### [AIM OF THE EXERCISE]
All the data below needs to be retyped exactly as shown.

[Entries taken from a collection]

- Opening Delimiter -

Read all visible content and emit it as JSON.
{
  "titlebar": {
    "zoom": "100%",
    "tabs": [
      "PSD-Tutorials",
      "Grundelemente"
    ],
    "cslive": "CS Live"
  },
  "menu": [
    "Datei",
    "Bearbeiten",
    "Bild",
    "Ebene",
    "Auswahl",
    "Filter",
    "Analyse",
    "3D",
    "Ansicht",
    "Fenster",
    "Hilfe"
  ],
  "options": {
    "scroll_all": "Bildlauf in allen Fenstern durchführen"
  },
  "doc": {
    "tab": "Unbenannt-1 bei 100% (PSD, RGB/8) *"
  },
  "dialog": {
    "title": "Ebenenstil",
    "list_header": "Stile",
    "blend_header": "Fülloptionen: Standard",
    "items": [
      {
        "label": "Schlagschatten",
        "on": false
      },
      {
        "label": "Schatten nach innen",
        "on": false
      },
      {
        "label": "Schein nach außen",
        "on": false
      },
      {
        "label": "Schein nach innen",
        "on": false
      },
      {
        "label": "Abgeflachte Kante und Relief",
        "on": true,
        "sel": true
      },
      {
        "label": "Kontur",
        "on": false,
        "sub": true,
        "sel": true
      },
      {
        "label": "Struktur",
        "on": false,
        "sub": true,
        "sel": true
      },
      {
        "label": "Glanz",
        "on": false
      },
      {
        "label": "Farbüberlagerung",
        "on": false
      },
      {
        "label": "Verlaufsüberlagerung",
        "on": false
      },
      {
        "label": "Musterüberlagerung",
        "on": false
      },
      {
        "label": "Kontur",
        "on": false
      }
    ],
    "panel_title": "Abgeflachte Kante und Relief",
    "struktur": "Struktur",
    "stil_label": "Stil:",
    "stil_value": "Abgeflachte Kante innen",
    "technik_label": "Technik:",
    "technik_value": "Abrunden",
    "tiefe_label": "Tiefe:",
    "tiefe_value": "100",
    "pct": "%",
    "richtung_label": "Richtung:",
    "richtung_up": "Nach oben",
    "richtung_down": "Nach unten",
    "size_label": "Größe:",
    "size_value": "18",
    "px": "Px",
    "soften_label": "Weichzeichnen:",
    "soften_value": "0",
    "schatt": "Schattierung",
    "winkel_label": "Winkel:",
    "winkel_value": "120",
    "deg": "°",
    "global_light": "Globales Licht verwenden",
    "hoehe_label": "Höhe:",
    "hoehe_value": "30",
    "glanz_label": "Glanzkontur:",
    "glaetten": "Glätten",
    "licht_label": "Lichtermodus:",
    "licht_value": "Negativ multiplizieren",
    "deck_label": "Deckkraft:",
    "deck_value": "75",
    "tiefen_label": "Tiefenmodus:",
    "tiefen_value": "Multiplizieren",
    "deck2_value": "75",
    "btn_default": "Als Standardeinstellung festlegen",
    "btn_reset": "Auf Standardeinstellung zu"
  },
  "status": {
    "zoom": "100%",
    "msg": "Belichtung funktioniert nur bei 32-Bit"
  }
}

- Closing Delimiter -

### [RESULT]
Read all visible content and emit it as JSON.
{
  "titlebar": {
    "zoom": "100%",
    "tabs": [
      "PSD-Tutorials",
      "Grundelemente"
    ],
    "cslive": "CS Live"
  },
  "menu": [
    "Datei",
    "Bearbeiten",
    "Bild",
    "Ebene",
    "Auswahl",
    "Filter",
    "Analyse",
    "3D",
    "Ansicht",
    "Fenster",
    "Hilfe"
  ],
  "options": {
    "scroll_all": "Bildlauf in allen Fenstern durchführen"
  },
  "doc": {
    "tab": "Unbenannt-1 bei 100% (PSD, RGB/8) *"
  },
  "dialog": {
    "title": "Ebenenstil",
    "list_header": "Stile",
    "blend_header": "Fülloptionen: Standard",
    "items": [
      {
        "label": "Schlagschatten",
        "on": false
      },
      {
        "label": "Schatten nach innen",
        "on": false
      },
      {
        "label": "Schein nach außen",
        "on": false
      },
      {
        "label": "Schein nach innen",
        "on": false
      },
      {
        "label": "Abgeflachte Kante und Relief",
        "on": true,
        "sel": true
      },
      {
        "label": "Kontur",
        "on": false,
        "sub": true,
        "sel": true
      },
      {
        "label": "Struktur",
        "on": false,
        "sub": true,
        "sel": true
      },
      {
        "label": "Glanz",
        "on": false
      },
      {
        "label": "Farbüberlagerung",
        "on": false
      },
      {
        "label": "Verlaufsüberlagerung",
        "on": false
      },
      {
        "label": "Musterüberlagerung",
        "on": false
      },
      {
        "label": "Kontur",
        "on": false
      }
    ],
    "panel_title": "Abgeflachte Kante und Relief",
    "struktur": "Struktur",
    "stil_label": "Stil:",
    "stil_value": "Abgeflachte Kante innen",
    "technik_label": "Technik:",
    "technik_value": "Abrunden",
    "tiefe_label": "Tiefe:",
    "tiefe_value": "100",
    "pct": "%",
    "richtung_label": "Richtung:",
    "richtung_up": "Nach oben",
    "richtung_down": "Nach unten",
    "size_label": "Größe:",
    "size_value": "18",
    "px": "Px",
    "soften_label": "Weichzeichnen:",
    "soften_value": "0",
    "schatt": "Schattierung",
    "winkel_label": "Winkel:",
    "winkel_value": "120",
    "deg": "°",
    "global_light": "Globales Licht verwenden",
    "hoehe_label": "Höhe:",
    "hoehe_value": "30",
    "glanz_label": "Glanzkontur:",
    "glaetten": "Glätten",
    "licht_label": "Lichtermodus:",
    "licht_value": "Negativ multiplizieren",
    "deck_label": "Deckkraft:",
    "deck_value": "75",
    "tiefen_label": "Tiefenmodus:",
    "tiefen_value": "Multiplizieren",
    "deck2_value": "75",
    "btn_default": "Als Standardeinstellung festlegen",
    "btn_reset": "Auf Standardeinstellung zu"
  },
  "status": {
    "zoom": "100%",
    "msg": "Belichtung funktioniert nur bei 32-Bit"
  }
}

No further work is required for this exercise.